***** Provided records

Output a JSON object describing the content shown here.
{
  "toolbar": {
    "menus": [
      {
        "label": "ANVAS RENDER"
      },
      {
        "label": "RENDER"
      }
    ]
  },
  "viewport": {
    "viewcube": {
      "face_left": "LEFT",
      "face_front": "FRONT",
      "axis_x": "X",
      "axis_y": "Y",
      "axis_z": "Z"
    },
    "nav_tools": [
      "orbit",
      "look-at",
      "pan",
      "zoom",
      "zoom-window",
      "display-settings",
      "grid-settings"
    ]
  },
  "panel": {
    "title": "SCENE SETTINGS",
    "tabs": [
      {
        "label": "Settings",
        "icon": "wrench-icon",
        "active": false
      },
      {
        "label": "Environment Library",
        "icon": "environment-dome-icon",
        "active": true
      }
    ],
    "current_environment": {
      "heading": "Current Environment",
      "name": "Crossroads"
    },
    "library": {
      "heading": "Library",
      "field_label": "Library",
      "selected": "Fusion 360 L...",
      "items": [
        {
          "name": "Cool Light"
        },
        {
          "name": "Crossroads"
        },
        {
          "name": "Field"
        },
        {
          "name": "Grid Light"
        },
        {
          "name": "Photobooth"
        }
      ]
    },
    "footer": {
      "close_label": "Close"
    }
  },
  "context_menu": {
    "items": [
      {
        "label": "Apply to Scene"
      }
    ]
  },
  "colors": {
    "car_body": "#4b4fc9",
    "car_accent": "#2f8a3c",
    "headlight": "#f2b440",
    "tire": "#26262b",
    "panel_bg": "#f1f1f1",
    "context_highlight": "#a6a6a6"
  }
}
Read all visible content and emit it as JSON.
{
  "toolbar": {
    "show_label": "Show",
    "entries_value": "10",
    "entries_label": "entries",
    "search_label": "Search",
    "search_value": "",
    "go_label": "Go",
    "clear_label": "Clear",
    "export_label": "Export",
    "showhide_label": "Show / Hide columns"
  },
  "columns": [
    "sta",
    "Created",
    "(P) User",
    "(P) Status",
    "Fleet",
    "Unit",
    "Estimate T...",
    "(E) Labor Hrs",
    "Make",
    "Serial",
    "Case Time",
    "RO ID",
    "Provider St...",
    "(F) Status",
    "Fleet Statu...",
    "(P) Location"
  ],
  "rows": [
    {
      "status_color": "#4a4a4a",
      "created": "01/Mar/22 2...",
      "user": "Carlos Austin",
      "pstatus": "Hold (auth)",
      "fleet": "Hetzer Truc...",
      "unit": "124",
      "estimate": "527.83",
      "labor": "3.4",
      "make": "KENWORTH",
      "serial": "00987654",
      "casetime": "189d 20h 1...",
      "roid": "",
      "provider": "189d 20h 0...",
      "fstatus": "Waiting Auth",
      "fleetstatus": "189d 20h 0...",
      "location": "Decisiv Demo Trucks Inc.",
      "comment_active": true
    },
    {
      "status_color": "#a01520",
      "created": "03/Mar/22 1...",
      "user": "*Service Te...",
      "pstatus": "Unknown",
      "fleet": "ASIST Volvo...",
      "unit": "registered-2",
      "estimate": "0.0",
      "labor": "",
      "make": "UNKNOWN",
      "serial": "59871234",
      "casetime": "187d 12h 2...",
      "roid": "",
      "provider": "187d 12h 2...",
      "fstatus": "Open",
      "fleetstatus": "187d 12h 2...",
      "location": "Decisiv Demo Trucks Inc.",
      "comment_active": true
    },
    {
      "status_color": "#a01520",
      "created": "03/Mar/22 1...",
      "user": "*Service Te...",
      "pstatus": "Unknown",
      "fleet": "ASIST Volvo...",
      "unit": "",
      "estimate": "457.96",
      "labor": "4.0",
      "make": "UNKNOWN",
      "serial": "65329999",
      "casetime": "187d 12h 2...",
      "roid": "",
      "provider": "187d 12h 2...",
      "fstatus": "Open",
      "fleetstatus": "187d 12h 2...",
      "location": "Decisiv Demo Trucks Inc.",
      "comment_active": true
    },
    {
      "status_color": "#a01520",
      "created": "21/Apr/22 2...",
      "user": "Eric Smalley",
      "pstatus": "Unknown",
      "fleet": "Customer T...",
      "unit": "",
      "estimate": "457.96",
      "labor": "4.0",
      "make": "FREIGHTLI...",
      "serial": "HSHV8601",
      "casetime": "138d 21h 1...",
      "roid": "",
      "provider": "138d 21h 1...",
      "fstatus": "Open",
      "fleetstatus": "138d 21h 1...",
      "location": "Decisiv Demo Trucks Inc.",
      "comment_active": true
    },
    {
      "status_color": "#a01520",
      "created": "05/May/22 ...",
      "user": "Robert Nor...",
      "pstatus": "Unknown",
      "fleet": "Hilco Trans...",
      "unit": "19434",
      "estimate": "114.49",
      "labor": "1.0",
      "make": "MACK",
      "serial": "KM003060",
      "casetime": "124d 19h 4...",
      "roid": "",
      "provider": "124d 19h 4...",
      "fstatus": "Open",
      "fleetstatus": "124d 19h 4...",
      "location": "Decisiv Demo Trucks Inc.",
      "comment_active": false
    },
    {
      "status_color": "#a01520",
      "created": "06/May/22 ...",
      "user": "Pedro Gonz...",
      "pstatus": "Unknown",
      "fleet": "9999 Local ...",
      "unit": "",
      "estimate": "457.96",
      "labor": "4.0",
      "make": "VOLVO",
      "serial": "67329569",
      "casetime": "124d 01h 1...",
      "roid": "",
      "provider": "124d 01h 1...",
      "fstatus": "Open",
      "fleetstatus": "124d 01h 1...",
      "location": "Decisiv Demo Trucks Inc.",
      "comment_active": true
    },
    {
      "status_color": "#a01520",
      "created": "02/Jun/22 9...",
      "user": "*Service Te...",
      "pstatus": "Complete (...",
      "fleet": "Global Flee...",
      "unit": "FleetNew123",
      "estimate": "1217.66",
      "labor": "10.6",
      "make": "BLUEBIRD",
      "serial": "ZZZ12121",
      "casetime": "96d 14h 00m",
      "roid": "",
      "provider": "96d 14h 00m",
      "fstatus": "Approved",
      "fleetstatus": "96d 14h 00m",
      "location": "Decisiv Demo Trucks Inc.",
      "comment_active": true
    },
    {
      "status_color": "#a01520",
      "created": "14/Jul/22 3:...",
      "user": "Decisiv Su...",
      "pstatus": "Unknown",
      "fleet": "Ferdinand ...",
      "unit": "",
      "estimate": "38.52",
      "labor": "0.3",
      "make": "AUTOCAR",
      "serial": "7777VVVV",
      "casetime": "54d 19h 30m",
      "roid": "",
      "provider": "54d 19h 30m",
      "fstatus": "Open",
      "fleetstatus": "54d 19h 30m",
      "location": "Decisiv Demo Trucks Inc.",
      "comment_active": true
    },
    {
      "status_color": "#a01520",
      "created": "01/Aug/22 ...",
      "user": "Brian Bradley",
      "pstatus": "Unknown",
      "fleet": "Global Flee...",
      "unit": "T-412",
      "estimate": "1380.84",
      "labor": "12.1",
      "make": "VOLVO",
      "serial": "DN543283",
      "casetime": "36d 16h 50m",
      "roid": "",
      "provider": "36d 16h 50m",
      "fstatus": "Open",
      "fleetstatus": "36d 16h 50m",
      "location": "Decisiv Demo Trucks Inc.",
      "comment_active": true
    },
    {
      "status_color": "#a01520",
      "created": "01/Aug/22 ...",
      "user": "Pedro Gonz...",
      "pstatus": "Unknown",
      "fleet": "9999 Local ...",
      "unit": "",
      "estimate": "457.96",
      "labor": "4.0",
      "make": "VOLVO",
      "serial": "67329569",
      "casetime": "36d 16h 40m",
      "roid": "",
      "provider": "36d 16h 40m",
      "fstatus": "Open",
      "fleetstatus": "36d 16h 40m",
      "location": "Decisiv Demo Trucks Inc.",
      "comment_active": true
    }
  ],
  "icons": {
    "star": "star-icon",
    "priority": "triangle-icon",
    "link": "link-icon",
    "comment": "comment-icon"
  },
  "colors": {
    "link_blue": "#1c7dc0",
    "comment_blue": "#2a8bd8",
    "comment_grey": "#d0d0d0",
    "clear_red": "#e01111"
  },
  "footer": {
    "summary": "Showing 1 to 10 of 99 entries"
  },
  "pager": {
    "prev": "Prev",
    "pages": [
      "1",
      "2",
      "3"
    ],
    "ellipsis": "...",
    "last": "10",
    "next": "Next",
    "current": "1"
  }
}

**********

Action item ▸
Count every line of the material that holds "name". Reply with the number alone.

Answer ▸
6